▶ Records from a dataset:
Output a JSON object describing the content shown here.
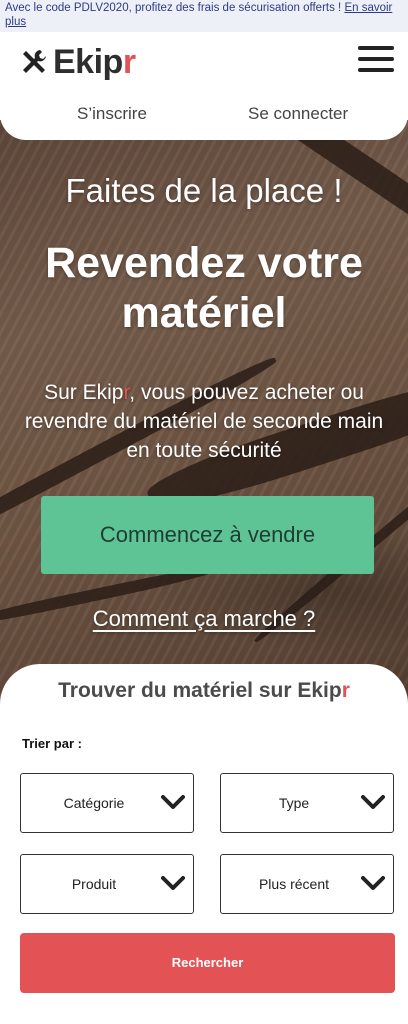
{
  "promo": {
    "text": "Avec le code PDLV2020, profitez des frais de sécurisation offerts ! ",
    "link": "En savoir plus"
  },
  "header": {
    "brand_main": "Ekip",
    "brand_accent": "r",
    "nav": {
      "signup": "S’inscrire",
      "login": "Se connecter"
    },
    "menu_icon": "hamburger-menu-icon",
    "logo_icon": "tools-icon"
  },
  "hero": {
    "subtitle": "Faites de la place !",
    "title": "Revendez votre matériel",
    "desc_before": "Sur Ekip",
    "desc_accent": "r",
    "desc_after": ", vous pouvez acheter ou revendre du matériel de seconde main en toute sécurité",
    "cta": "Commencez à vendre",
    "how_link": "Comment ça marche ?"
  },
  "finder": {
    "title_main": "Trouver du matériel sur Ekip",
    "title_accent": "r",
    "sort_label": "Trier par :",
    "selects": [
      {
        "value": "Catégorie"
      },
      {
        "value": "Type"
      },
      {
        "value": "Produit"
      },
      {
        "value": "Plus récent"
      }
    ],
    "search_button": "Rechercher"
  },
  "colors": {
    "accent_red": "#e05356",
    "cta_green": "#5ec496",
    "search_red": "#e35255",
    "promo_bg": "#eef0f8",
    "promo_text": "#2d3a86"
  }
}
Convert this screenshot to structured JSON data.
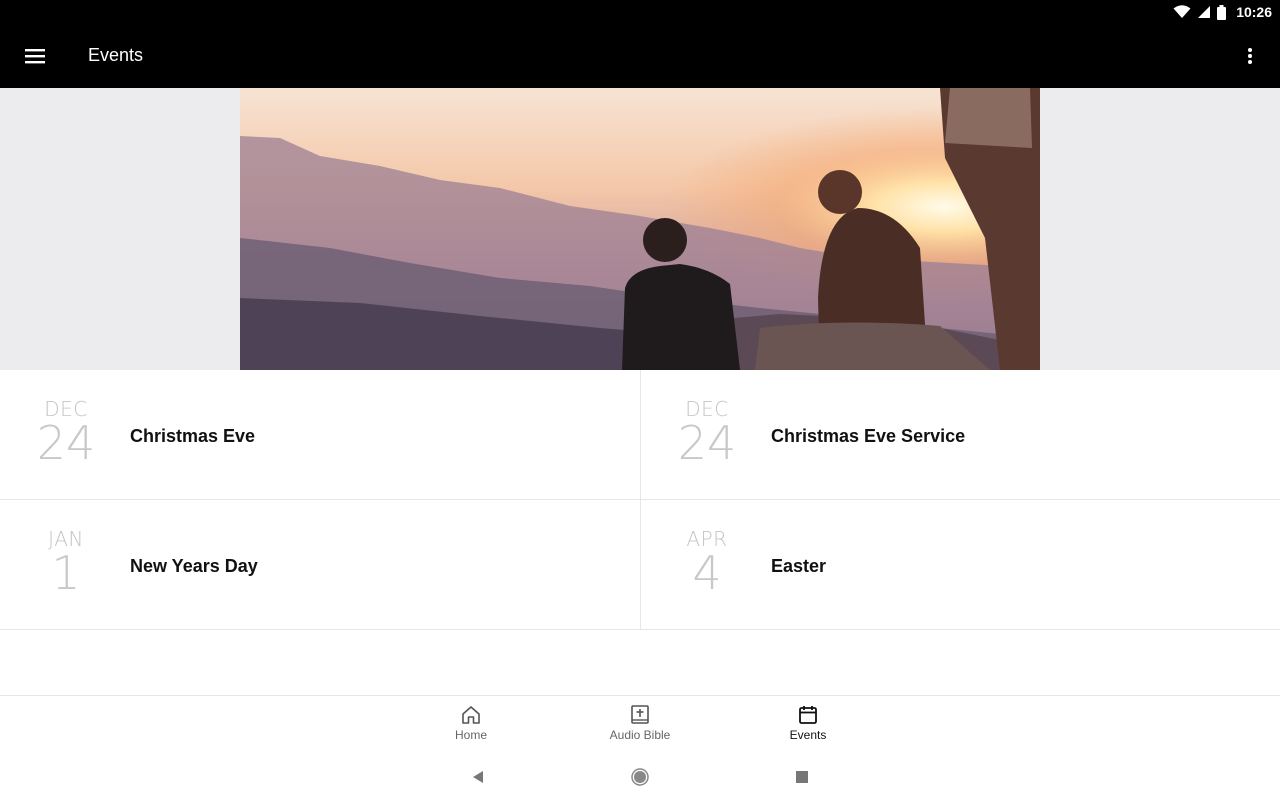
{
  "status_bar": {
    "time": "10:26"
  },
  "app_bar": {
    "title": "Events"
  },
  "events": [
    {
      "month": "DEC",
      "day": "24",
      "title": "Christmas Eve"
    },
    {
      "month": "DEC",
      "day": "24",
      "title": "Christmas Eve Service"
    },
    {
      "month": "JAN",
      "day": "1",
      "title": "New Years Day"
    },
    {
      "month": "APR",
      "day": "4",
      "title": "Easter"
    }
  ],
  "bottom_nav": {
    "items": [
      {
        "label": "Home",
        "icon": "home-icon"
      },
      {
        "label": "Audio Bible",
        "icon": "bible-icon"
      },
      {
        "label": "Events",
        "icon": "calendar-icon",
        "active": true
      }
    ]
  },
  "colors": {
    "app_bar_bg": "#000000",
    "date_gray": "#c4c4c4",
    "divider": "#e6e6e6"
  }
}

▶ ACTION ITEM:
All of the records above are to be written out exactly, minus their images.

▶ ANSWER BOX:
Output a JSON object describing the content shown here.
{
  "promo": {
    "text": "Avec le code PDLV2020, profitez des frais de sécurisation offerts ! ",
    "link": "En savoir plus"
  },
  "header": {
    "brand_main": "Ekip",
    "brand_accent": "r",
    "nav": {
      "signup": "S’inscrire",
      "login": "Se connecter"
    },
    "menu_icon": "hamburger-menu-icon",
    "logo_icon": "tools-icon"
  },
  "hero": {
    "subtitle": "Faites de la place !",
    "title": "Revendez votre matériel",
    "desc_before": "Sur Ekip",
    "desc_accent": "r",
    "desc_after": ", vous pouvez acheter ou revendre du matériel de seconde main en toute sécurité",
    "cta": "Commencez à vendre",
    "how_link": "Comment ça marche ?"
  },
  "finder": {
    "title_main": "Trouver du matériel sur Ekip",
    "title_accent": "r",
    "sort_label": "Trier par :",
    "selects": [
      {
        "value": "Catégorie"
      },
      {
        "value": "Type"
      },
      {
        "value": "Produit"
      },
      {
        "value": "Plus récent"
      }
    ],
    "search_button": "Rechercher"
  },
  "colors": {
    "accent_red": "#e05356",
    "cta_green": "#5ec496",
    "search_red": "#e35255",
    "promo_bg": "#eef0f8",
    "promo_text": "#2d3a86"
  }
}
Convert this screenshot to structured JSON data.
{
  "status_bar": {
    "time": "10:26"
  },
  "app_bar": {
    "title": "Events"
  },
  "events": [
    {
      "month": "DEC",
      "day": "24",
      "title": "Christmas Eve"
    },
    {
      "month": "DEC",
      "day": "24",
      "title": "Christmas Eve Service"
    },
    {
      "month": "JAN",
      "day": "1",
      "title": "New Years Day"
    },
    {
      "month": "APR",
      "day": "4",
      "title": "Easter"
    }
  ],
  "bottom_nav": {
    "items": [
      {
        "label": "Home",
        "icon": "home-icon"
      },
      {
        "label": "Audio Bible",
        "icon": "bible-icon"
      },
      {
        "label": "Events",
        "icon": "calendar-icon",
        "active": true
      }
    ]
  },
  "colors": {
    "app_bar_bg": "#000000",
    "date_gray": "#c4c4c4",
    "divider": "#e6e6e6"
  }
}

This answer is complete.